The War On Terror, Local Police, And Immigration Enforcement: A Curious Tale Of Police Power In Post-9/11 America, David A. Harris

ExpressO

In post-9/11 America, no goal ranks higher for law enforcement than preventing the next terrorist attack. This is as true for local police departments as it is for the FBI, and police in cities. At the same time, many advocates of tightening U.S. immigration enforcement have recast their efforts as national security and anti-terrorism campaigns. Thus, these advocates and their many allies in the current administration and in Congress have called for local police to become involved in enforcing immigration law. Officials in both the executive and legislative branches of the federal government have taken a number of ...


Entrapment By Numbers, Dru Stevenson Apr 2006

Entrapment By Numbers, Dru Stevenson

ExpressO

This essay analyzes emerging trends in entrapment law, and is the first to describe the declining numbers of reported cases that involve the entrapment defense. This phenomenon is attributed to decreasing levels of uncertainty in the rules pertaining to the defense, and to discreet procedural issues. The shifting degrees of certainty in penal rules, which have become increasingly mechanical and mathematical over time, are shown to disfavor certain defendants inherently, to the point of being a snare or source of “entrapment” themselves for these individuals. (Published in 16 J. Law & Pub. Pol’y 1 2005)


Trial Distortion And The End Of Innocence In Federal Criminal Justice, Ronald F. Wright Mar 2005

Trial Distortion And The End Of Innocence In Federal Criminal Justice, Ronald F. Wright

ExpressO

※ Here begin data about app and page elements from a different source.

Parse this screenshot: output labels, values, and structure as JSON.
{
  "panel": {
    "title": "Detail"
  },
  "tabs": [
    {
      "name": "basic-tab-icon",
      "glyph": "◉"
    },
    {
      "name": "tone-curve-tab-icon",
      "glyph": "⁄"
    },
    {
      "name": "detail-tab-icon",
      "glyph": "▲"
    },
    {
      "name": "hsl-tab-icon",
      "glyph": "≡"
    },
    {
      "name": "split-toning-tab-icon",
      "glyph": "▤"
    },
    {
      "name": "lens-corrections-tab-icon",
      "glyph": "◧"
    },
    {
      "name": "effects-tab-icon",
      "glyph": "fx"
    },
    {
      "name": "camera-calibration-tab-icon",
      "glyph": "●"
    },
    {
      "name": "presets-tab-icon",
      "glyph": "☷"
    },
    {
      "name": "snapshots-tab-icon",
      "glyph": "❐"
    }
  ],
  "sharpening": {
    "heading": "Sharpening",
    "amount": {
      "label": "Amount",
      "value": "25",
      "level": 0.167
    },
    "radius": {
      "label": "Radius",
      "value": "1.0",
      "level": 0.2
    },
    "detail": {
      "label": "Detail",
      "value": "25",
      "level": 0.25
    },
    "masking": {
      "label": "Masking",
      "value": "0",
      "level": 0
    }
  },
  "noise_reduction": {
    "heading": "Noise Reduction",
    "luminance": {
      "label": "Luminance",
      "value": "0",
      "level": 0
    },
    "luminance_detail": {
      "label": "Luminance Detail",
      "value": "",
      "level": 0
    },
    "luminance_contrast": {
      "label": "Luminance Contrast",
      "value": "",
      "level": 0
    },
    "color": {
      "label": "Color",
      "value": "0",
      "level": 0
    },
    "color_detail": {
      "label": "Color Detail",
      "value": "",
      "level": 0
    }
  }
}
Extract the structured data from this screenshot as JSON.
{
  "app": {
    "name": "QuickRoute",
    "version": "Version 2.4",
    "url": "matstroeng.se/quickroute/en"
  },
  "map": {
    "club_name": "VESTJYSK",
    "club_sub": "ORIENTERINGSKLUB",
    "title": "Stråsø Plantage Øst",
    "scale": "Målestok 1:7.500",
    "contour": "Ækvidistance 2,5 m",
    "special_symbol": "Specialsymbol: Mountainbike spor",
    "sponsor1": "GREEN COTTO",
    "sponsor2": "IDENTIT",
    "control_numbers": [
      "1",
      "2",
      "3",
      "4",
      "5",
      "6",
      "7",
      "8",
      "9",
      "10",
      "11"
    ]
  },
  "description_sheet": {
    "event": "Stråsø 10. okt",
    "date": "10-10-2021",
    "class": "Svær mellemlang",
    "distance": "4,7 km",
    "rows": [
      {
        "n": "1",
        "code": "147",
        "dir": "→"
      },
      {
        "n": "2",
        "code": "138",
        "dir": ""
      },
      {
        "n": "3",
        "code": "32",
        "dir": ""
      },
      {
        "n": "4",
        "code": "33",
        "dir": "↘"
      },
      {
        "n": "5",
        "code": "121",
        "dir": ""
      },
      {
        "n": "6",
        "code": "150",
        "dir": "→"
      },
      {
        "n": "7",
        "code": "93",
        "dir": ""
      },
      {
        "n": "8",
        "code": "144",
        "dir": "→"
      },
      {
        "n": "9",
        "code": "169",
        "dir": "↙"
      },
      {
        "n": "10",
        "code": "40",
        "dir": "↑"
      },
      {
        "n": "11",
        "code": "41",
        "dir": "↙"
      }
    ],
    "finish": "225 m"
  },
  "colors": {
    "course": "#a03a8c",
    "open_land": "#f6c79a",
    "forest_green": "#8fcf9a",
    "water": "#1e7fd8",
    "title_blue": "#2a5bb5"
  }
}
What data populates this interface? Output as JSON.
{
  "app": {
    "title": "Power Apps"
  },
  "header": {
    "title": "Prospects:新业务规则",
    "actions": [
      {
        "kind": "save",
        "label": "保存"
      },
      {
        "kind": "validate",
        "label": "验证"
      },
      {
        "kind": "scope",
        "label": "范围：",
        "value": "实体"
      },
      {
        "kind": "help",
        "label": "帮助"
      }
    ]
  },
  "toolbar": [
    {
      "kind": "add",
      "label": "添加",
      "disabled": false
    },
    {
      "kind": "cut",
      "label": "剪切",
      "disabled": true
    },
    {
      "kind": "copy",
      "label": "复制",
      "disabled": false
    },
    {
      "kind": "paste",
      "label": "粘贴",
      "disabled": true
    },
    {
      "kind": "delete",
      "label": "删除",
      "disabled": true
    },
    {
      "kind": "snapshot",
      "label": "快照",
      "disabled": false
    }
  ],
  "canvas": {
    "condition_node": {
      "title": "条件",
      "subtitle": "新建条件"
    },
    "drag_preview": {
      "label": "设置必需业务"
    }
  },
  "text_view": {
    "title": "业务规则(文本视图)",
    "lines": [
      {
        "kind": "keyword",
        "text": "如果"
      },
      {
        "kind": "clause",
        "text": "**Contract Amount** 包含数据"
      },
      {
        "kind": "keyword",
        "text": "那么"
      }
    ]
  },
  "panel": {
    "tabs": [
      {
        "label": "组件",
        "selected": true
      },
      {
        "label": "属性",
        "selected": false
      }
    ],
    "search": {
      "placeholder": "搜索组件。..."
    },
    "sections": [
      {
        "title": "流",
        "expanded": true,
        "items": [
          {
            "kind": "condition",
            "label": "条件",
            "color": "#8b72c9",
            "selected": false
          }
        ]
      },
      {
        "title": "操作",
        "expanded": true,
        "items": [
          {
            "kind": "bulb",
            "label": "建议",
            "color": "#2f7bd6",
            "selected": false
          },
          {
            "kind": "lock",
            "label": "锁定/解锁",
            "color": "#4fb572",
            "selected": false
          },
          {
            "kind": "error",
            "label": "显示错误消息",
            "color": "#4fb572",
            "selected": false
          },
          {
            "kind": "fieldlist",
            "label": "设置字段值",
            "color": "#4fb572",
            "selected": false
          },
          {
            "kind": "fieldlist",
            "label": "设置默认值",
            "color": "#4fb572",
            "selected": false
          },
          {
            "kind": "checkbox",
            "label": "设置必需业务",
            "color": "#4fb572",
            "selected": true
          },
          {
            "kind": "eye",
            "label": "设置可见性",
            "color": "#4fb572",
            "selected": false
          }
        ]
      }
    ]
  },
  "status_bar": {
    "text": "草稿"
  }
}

This article starts with a troubling and unnoticed development in federal criminal justice: acquittals have virtually disappeared from the system in the last 15 years, and for all the wrong reasons. It seems likely that prosecutors have increased the “trial penalty” so much that defendants with meaningful defenses feel compelled to plead guilty, undermining the truth-finding function of the criminal process.

The article examines these federal developments in light of a proposed “trial distortion theory.” The theory I develop here evaluates the quality of plea negotiation practices in a jurisdiction by asking whether the system produces outcomes (convictions, acquittals and ...